YOUR GOAL:
An exact copy of all the data is required, with pictures left out.

[Items from an interface collection]

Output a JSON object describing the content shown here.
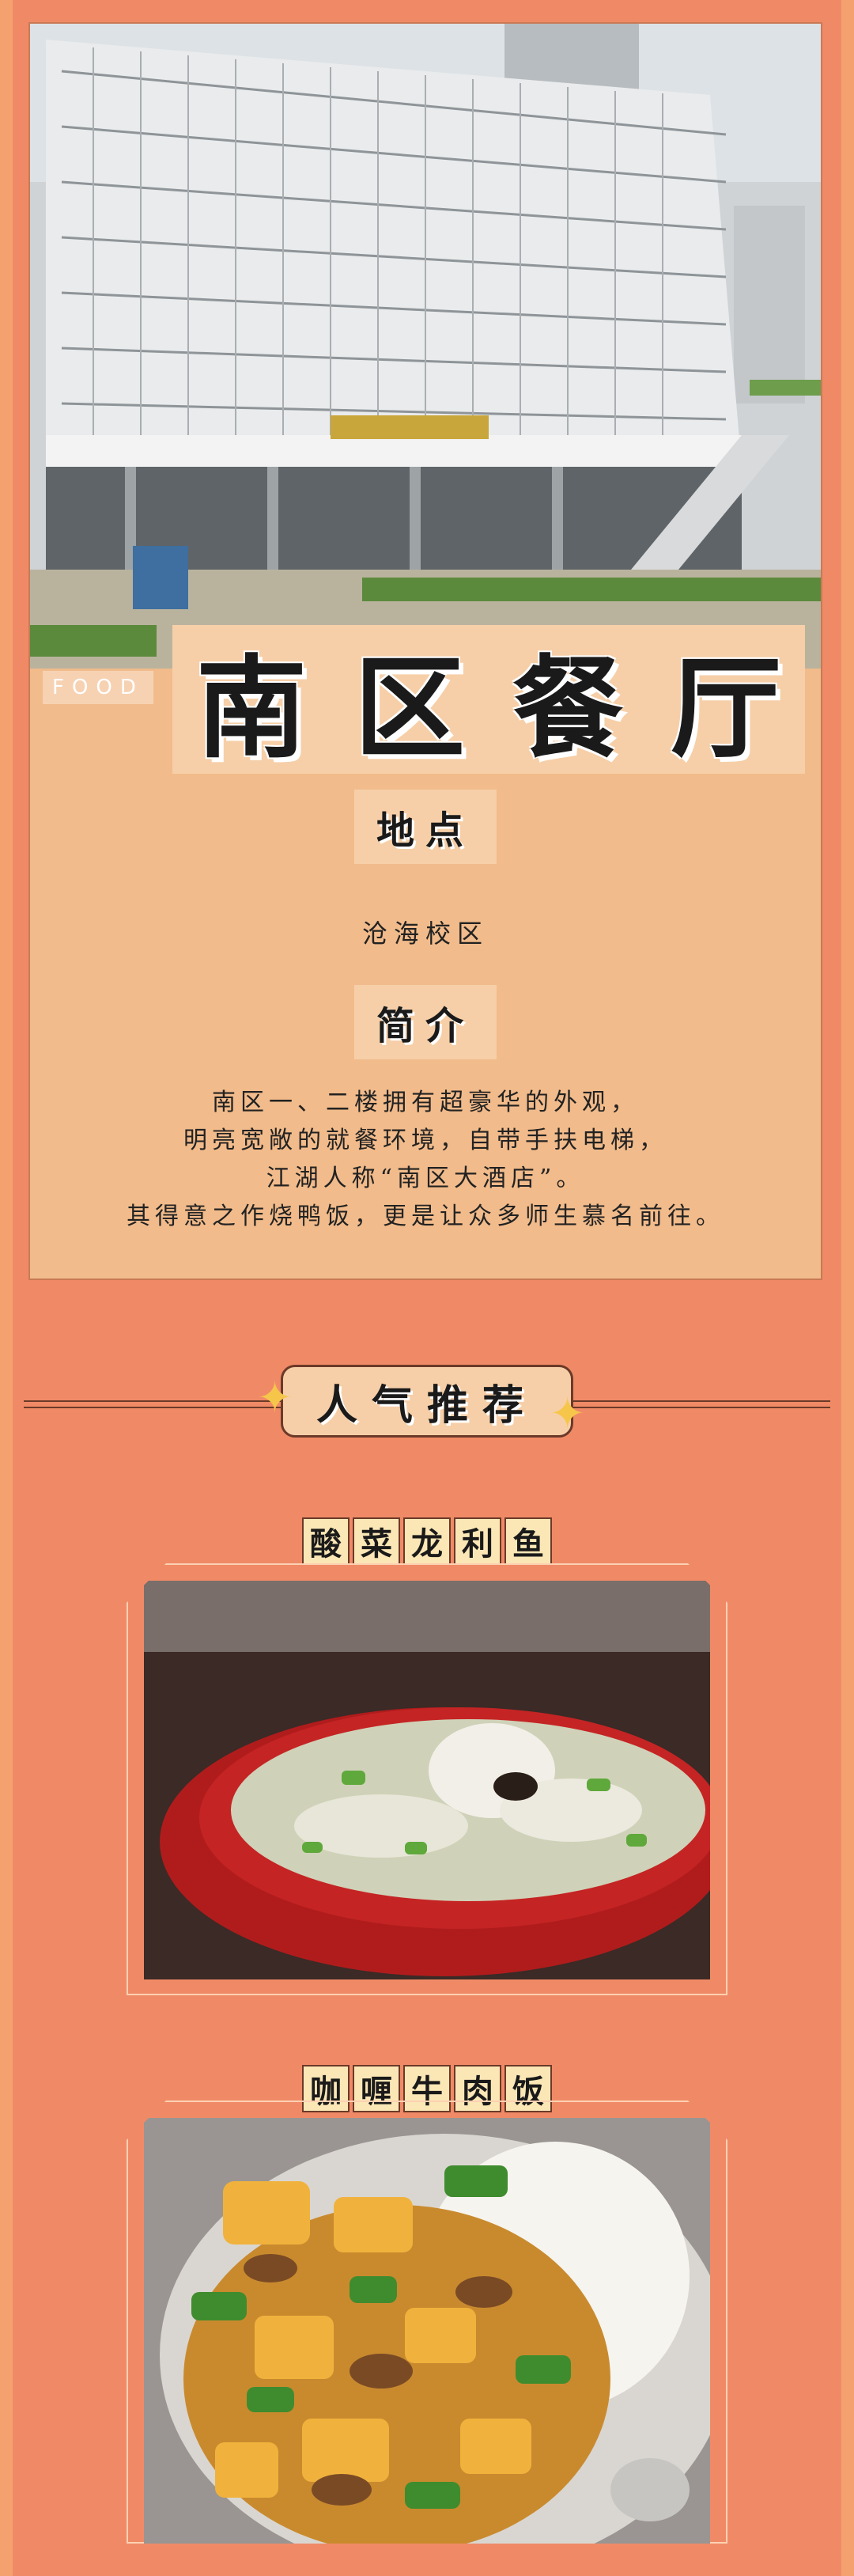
{
  "hero": {
    "food_tag": "FOOD",
    "title": "南区餐厅"
  },
  "location": {
    "label": "地点",
    "value": "沧海校区"
  },
  "intro": {
    "label": "简介",
    "lines": [
      "南区一、二楼拥有超豪华的外观，",
      "明亮宽敞的就餐环境，自带手扶电梯，",
      "江湖人称“南区大酒店”。",
      "其得意之作烧鸭饭，更是让众多师生慕名前往。"
    ]
  },
  "recommend": {
    "section_title": "人气推荐",
    "dishes": [
      {
        "name": "酸菜龙利鱼",
        "chars": [
          "酸",
          "菜",
          "龙",
          "利",
          "鱼"
        ]
      },
      {
        "name": "咖喱牛肉饭",
        "chars": [
          "咖",
          "喱",
          "牛",
          "肉",
          "饭"
        ]
      }
    ]
  },
  "colors": {
    "background": "#f08a66",
    "card": "#f1bb8b",
    "label_box": "#f6cfa8",
    "accent_dark": "#6b3a29"
  }
}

COMPLETED EXERCISE:
Output a JSON object describing the content shown here.
{
  "hero": {
    "food_tag": "FOOD",
    "title": "南区餐厅"
  },
  "location": {
    "label": "地点",
    "value": "沧海校区"
  },
  "intro": {
    "label": "简介",
    "lines": [
      "南区一、二楼拥有超豪华的外观，",
      "明亮宽敞的就餐环境，自带手扶电梯，",
      "江湖人称“南区大酒店”。",
      "其得意之作烧鸭饭，更是让众多师生慕名前往。"
    ]
  },
  "recommend": {
    "section_title": "人气推荐",
    "dishes": [
      {
        "name": "酸菜龙利鱼",
        "chars": [
          "酸",
          "菜",
          "龙",
          "利",
          "鱼"
        ]
      },
      {
        "name": "咖喱牛肉饭",
        "chars": [
          "咖",
          "喱",
          "牛",
          "肉",
          "饭"
        ]
      }
    ]
  },
  "colors": {
    "background": "#f08a66",
    "card": "#f1bb8b",
    "label_box": "#f6cfa8",
    "accent_dark": "#6b3a29"
  }
}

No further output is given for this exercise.